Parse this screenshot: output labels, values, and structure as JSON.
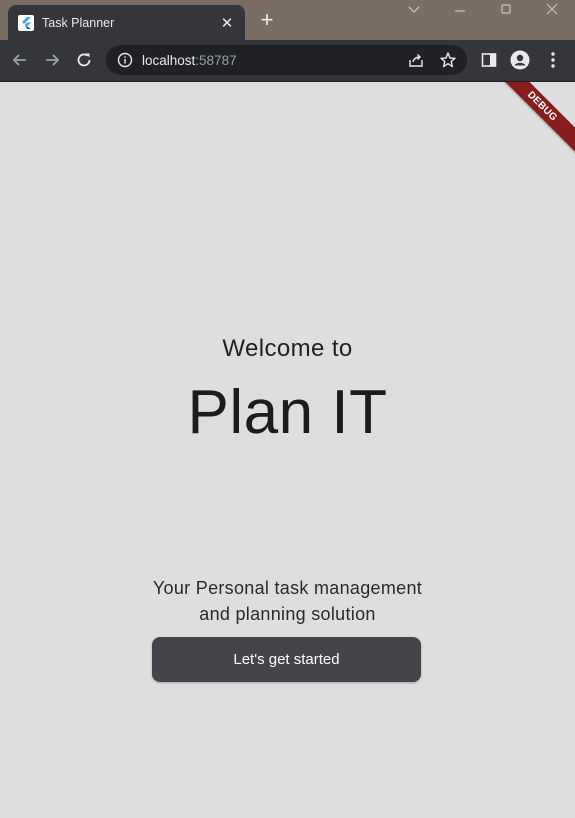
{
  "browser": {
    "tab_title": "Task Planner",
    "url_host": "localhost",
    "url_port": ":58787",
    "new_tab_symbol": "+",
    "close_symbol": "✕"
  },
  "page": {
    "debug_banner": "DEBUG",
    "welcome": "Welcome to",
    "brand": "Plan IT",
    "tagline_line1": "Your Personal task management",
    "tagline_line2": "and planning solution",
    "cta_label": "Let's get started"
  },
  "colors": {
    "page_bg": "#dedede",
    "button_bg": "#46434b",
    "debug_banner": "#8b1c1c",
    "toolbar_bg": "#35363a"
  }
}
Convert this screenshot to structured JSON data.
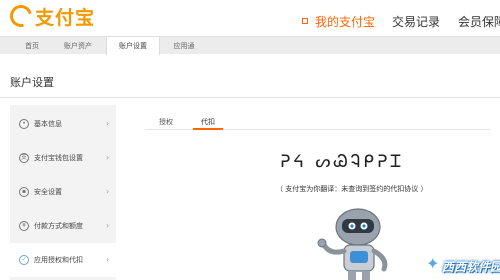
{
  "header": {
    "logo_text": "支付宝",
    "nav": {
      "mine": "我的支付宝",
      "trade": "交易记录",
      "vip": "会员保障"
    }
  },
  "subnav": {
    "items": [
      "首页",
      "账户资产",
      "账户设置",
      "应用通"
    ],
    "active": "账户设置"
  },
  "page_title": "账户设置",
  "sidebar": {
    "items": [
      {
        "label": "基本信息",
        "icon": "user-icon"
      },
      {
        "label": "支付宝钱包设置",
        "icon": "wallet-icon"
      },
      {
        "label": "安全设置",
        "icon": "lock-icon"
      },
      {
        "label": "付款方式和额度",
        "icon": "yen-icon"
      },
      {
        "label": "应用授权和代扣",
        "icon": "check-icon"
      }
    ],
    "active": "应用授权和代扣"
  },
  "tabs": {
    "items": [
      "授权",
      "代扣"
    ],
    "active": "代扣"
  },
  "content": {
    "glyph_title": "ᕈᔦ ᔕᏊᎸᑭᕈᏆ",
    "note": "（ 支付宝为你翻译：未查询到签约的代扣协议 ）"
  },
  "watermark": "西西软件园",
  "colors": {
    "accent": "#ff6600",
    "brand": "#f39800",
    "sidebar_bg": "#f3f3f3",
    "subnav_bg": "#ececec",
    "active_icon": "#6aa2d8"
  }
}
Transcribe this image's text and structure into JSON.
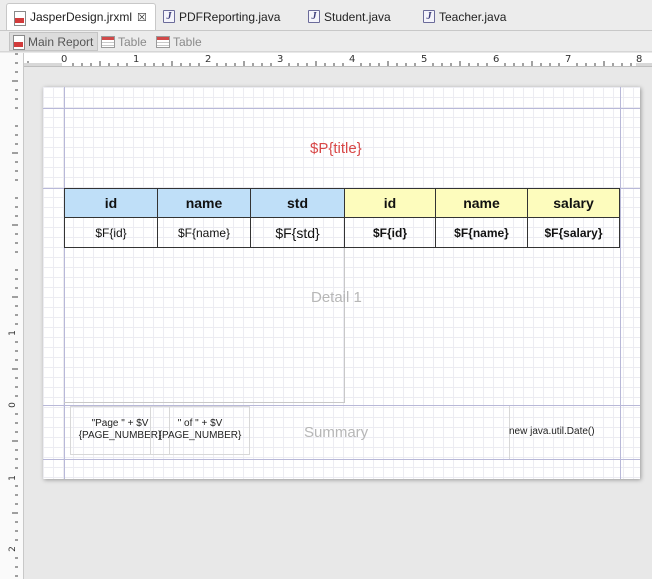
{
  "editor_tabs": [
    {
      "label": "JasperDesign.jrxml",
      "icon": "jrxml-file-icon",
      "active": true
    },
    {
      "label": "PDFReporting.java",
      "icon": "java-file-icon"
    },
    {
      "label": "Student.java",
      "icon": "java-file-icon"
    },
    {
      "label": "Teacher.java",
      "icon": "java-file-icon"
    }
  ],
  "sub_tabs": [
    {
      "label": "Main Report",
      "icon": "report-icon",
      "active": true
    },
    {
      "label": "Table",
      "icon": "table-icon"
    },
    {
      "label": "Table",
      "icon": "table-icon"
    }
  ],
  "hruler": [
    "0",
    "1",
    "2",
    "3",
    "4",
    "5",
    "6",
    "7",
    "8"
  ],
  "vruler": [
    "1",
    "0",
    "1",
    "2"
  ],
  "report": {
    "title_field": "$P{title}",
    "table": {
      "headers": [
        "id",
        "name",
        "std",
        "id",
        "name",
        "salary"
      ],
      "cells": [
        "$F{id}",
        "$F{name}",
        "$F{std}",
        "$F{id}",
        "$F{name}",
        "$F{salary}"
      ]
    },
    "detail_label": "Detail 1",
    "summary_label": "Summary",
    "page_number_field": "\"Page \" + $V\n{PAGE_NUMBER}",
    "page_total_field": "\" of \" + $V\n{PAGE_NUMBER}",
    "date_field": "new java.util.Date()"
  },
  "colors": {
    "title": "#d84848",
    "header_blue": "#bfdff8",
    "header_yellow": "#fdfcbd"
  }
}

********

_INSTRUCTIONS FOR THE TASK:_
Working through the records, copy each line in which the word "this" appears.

_ANSWER SECTION:_
Parse this screenshot: output labels, values, and structure as JSON.
Convert this screenshot to structured JSON data.
Transcribe this image's text and structure into JSON.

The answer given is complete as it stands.